I’m not a particularly political person, but I’ve always been fascinated by the story of Watergate. Perhaps it’s the Shakespearean tragedy of it all, or maybe it’s just the ridiculous hubris of the government and what they thought they could get away with (a fact that has only gotten worse over time). Whatever the reason(s), this tale of Washington Post reporters Bob Woodward and Carl Bernstein and their efforts to uncover the Watergate break-in makes for fascinating cinema. The script, direction, performances, art direction, sound design, everything all work together seamlessly for a nail-biting experience that is even more impressive considering that we know how the story turns out. What often gets overlooked in the praise for the movie is David Shire’s sparse and understated score. With its French horn theme echoing of fractured patriotism and a gentle, insistent guitar and four-note scale underneath, Shire creates a subtle musical mood of paranoia that only adds to the tension and fear of the story.
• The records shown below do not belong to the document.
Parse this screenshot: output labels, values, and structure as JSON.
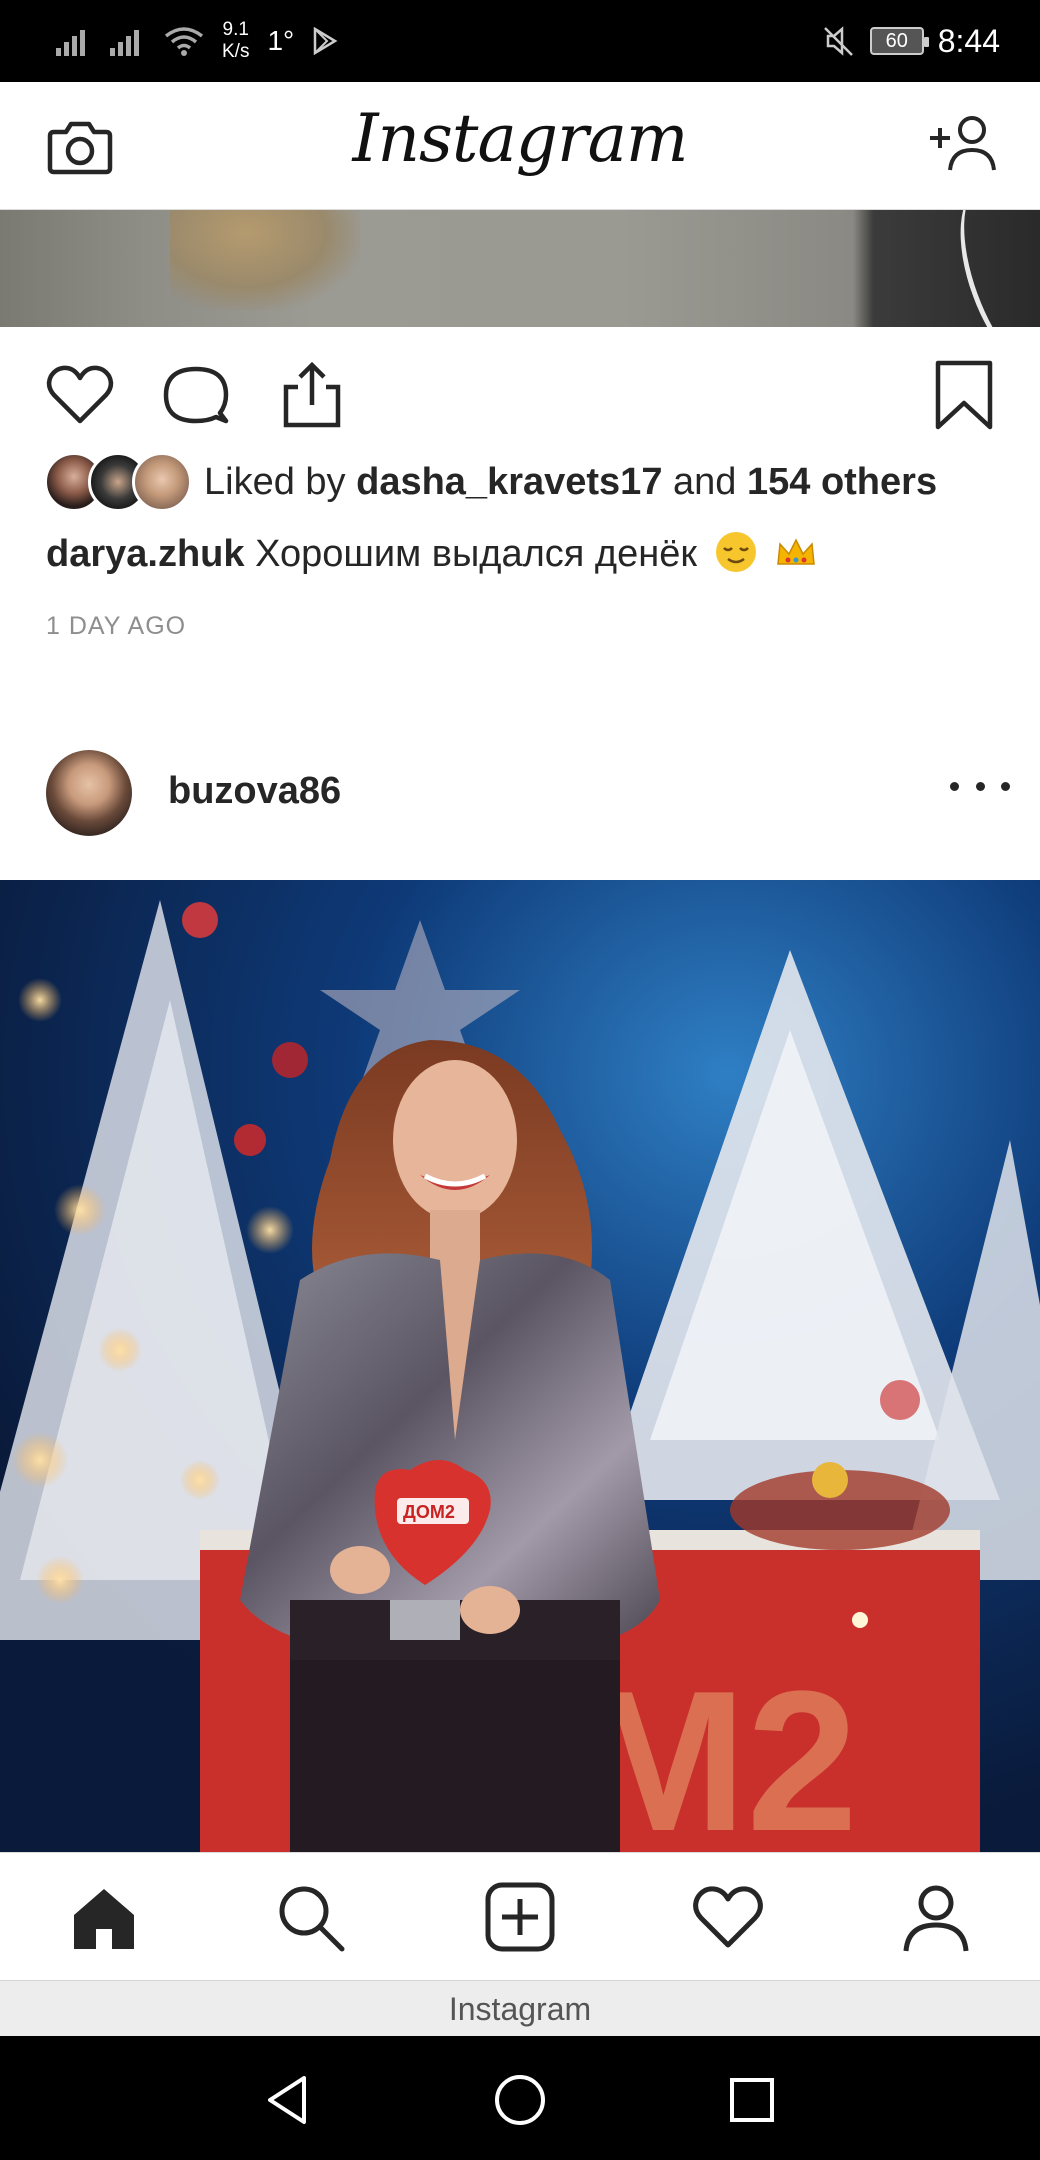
{
  "status_bar": {
    "net_speed_value": "9.1",
    "net_speed_unit": "K/s",
    "temperature": "1°",
    "battery": "60",
    "time": "8:44"
  },
  "header": {
    "app_title": "Instagram"
  },
  "current_post": {
    "likes_prefix": "Liked by",
    "liked_by_user": "dasha_kravets17",
    "likes_and": "and",
    "likes_others": "154 others",
    "caption_user": "darya.zhuk",
    "caption_text": "Хорошим выдался денёк",
    "timestamp": "1 DAY AGO"
  },
  "next_post": {
    "username": "buzova86"
  },
  "bottom_nav": {
    "items": [
      "home-icon",
      "search-icon",
      "new-post-icon",
      "activity-heart-icon",
      "profile-icon"
    ]
  },
  "app_label": "Instagram",
  "colors": {
    "text": "#262626",
    "secondary_text": "#8e8e8e",
    "divider": "#dbdbdb"
  }
}
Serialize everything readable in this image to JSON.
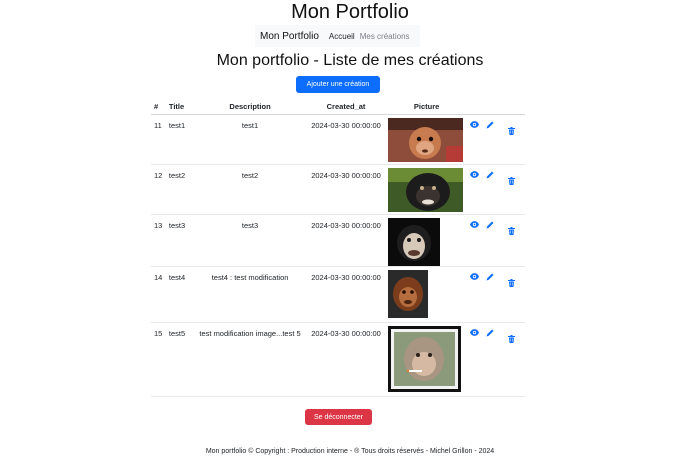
{
  "header": {
    "site_title": "Mon Portfolio"
  },
  "navbar": {
    "brand": "Mon Portfolio",
    "links": [
      "Accueil",
      "Mes créations"
    ]
  },
  "main": {
    "page_title": "Mon portfolio - Liste de mes créations",
    "add_button": "Ajouter une création",
    "columns": [
      "#",
      "Title",
      "Description",
      "Created_at",
      "Picture"
    ],
    "rows": [
      {
        "id": "11",
        "title": "test1",
        "description": "test1",
        "created_at": "2024-03-30 00:00:00",
        "picture": "baby-orangutan"
      },
      {
        "id": "12",
        "title": "test2",
        "description": "test2",
        "created_at": "2024-03-30 00:00:00",
        "picture": "gorilla"
      },
      {
        "id": "13",
        "title": "test3",
        "description": "test3",
        "created_at": "2024-03-30 00:00:00",
        "picture": "chimpanzee"
      },
      {
        "id": "14",
        "title": "test4",
        "description": "test4 : test modification",
        "created_at": "2024-03-30 00:00:00",
        "picture": "young-orangutan"
      },
      {
        "id": "15",
        "title": "test5",
        "description": "test modification image...test 5",
        "created_at": "2024-03-30 00:00:00",
        "picture": "macaque-framed"
      }
    ],
    "logout_button": "Se déconnecter"
  },
  "footer": {
    "text": "Mon portfolio © Copyright : Production interne - ® Tous droits réservés - Michel Grillon - 2024"
  },
  "colors": {
    "primary": "#0d6efd",
    "danger": "#dc3545",
    "navbar_bg": "#f8f9fa"
  },
  "icons": {
    "view": "eye-icon",
    "edit": "pencil-icon",
    "delete": "trash-icon"
  }
}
1. FAMILY PLOT (John Williams)
I had never seen Hitchcock’s final film or heard a note of this score until Varese Sarabande finally released this long-awaited soundtrack last year. (I’ve still never seen the film all the way through.) What an eye-opener this was! With that classic Williams mid-’70s sound and his trademark orchestrations, this is one of the few scores that I get what all the fuss was about. Listening to Williams’s gorgeous theme sends me into a trance each and every time. That Williams wasn’t an Oscar nominee, not even on the shortlist, is a shame, though this is one of those years where very score–THE OMEN, OBSESSION, THE OUTLAW JOSEY WALES, TAXI DRIVER, and VOYAGE OF THE DAMNED–is a worthy nominee. Still, it’s a shame…
What are your favorites scores from the year you discovered film music?